Her voice is celestial and her spirit, down to earth: Loreena McKennitt has shaken souls for almost 40 years with albums that are the result of meticulous research that weaves links between West and East. She returns to Quebec for concerts in which the pieces of Visitrecord that revealed it, will be in the spotlight.
Posted at 8:00
Before turning to music, Loreena McKennitt wanted to become a veterinarian. Her life did not lead her to take care of animals, but surely to take care of her like. His music has always exuded a softness imbued with mystery, brings comfort and gives the feeling of being connected to the essence of the human experience: joy, pain, daydreams and the need to feel connected to what surrounds us, both the people who places.
He clearly says his desire to do good when he approaches the tour that will touch Montreal (Sunday and October 9 at Place des Arts), then Quebec and Sherbrooke. “I see it as a relaxing experience,” she says, in light of the current political climate and the period of upheaval the whole world has just gone through as a result of the pandemic.

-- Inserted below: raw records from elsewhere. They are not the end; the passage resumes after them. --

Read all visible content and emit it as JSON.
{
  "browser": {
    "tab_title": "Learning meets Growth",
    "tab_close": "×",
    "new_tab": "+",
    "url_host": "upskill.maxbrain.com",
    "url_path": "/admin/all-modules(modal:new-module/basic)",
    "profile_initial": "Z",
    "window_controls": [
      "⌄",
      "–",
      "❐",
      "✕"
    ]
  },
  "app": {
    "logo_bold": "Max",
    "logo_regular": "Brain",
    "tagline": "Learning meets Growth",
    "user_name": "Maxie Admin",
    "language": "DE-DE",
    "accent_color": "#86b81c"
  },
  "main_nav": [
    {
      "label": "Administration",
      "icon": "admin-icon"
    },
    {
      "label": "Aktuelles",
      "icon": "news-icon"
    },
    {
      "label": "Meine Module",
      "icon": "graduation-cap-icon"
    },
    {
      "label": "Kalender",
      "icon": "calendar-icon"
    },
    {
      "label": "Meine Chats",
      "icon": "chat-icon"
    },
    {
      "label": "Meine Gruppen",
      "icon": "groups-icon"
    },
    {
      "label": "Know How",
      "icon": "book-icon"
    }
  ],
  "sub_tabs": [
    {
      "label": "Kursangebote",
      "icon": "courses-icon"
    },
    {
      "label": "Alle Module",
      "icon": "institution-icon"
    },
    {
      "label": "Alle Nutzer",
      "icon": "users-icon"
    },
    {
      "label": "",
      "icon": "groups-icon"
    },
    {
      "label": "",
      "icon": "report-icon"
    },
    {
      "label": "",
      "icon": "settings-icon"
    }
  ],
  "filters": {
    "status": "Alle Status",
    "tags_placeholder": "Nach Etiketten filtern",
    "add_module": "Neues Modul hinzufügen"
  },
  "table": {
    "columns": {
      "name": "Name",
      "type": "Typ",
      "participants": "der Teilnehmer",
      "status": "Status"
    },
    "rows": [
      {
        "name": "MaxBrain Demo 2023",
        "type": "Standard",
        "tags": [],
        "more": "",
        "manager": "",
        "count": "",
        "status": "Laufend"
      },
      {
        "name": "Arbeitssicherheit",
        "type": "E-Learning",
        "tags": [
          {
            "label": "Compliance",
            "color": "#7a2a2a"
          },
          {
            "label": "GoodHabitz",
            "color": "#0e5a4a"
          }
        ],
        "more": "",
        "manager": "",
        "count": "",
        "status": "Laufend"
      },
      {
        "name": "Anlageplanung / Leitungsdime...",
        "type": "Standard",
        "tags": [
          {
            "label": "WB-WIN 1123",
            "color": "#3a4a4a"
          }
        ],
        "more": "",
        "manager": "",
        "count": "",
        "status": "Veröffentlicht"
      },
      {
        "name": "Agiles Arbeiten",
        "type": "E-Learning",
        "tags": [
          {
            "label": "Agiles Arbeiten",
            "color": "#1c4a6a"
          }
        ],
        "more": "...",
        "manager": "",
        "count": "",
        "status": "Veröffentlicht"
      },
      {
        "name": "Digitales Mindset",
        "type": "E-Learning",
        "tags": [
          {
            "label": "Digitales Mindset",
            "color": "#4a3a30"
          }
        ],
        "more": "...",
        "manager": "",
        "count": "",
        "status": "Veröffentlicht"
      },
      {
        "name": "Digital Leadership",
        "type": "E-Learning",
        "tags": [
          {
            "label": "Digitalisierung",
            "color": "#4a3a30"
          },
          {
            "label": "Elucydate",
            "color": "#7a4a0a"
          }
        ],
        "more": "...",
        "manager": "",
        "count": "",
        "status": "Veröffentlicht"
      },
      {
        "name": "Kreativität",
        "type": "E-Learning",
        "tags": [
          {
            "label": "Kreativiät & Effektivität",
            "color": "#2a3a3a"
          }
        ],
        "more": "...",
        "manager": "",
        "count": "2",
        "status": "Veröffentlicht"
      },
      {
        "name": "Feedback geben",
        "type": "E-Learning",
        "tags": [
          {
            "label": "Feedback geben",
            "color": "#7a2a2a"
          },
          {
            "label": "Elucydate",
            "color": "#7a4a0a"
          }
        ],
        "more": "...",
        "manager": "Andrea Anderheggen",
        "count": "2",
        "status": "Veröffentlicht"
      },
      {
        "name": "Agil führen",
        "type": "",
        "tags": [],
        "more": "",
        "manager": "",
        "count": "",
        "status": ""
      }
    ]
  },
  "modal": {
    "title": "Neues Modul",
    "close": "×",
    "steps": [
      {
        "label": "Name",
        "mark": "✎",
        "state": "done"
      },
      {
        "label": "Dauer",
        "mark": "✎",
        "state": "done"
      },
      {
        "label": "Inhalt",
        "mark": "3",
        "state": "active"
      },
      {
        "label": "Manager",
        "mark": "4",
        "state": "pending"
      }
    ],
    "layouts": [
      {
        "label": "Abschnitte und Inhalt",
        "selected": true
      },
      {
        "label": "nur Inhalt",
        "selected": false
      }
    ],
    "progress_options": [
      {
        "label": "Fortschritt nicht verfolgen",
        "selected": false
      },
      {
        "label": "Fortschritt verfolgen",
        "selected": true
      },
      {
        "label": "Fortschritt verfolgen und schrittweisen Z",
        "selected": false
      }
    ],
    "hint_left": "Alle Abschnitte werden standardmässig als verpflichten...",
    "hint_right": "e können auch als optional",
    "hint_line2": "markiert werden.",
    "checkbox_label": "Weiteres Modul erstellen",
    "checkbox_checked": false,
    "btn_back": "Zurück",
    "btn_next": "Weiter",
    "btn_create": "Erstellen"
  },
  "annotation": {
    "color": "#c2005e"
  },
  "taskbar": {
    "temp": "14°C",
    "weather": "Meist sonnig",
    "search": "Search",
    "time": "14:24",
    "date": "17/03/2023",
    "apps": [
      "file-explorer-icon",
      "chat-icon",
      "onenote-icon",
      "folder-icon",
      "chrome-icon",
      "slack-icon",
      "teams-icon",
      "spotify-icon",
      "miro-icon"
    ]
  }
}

This pacification will first pass through the songs on his album Visit, who will perform fully on stage for the first time in his career in the second part of the program. An essential milestone in her discography, the album released in 1991 revealed to the world her celestial voice and her music rooted in Celtic tradition, but mixed with influences from the Near East and Asia Minor.
This mixture can be heard All night of the soul, a piece that opens the album: even before listening to his song, which is part of the Irish tradition, one is attracted by the resonance of the Indian tamboura and an Arabic melody. Loreena McKennitt has always had her arms wide open: she never hesitated to make the typically Celtic instruments (Irish flutes, bagpipes, violin, bodhran, etc.) sing with the Persian qanun, the viola da gamba or even the electric guitar and keyboards .
Anthropologist in the heart
Introduced to Celtic music in the late 1970s, Loreena McKennitt learned about it by traveling to Ireland “to track it down in its natural environment”. “Finding myself so close to her beating heart impressed me a lot, she remembers, but I quickly realized that one cannot understand traditional music without knowing the social context and circumstances in which she grew up.”
A bit like an anthropologist, she carried out research that made her discover the migrations of Celtic peoples at the gates of Asia Minor. “The more I immersed myself in the story, the more doors opened,” she says. I wondered how these connections could have a relevant contemporary resonance. ”
Her research has turned her into something of an engineer of the soul. His records, like Jordi Savall’s music or Amin Maalouf’s novels, try first of all to build bridges between eras and cultures. Loreena McKennitt happily nods and admits that this has been her hidden intention of her for a long time.
By bringing together scattered elements, introducing these different sounds and sometimes even different worldviews, I feel like I’ve become something of a diplomat. We are so absorbed in our Western culture that we sometimes forget that there are other sensitivities and other points of view – and vice versa. Music is one of the few universal means and it can be the bridge we need.
Dive into the world of Visit to design edition 30And anniversary released last year and the preparation for the concert reminded him of numerous trips to Ireland at the turn of the 90s in search of information and inspiration and the “warm and friendly” atmosphere of pubs on winter evenings. What Loreena McKennitt is most nostalgic about, however, is that sense of community she felt strongly growing up in Northern Manitoba and a slower life, “where you do less, but more deeply.” According to her, this would be beneficial for the planet, which suffers from our way of life based on overexploitation.
He applies this approach to his scale, on his farm in Stratford, Ontario, where he rents plots to ranchers by practicing land rotation and with a view to sustainable development. “We are already seeing the biodiversity benefits after just five or six years,” she enthuses.
This anchoring to nature and its community is essential for it. “I know that the path I have taken, my career in music, is not something natural. That’s why I stay here in Stratford where I can have a normal life, she said. I have also been doing a vegetable garden since I was an adult. It is my sanctuary, the most tangible element of my life. This grounding is also what gives him wings to make his voice and our souls fly.
Sunday and October 9, 8 pm, Salle Wilfrid-Pelletier, Place des Arts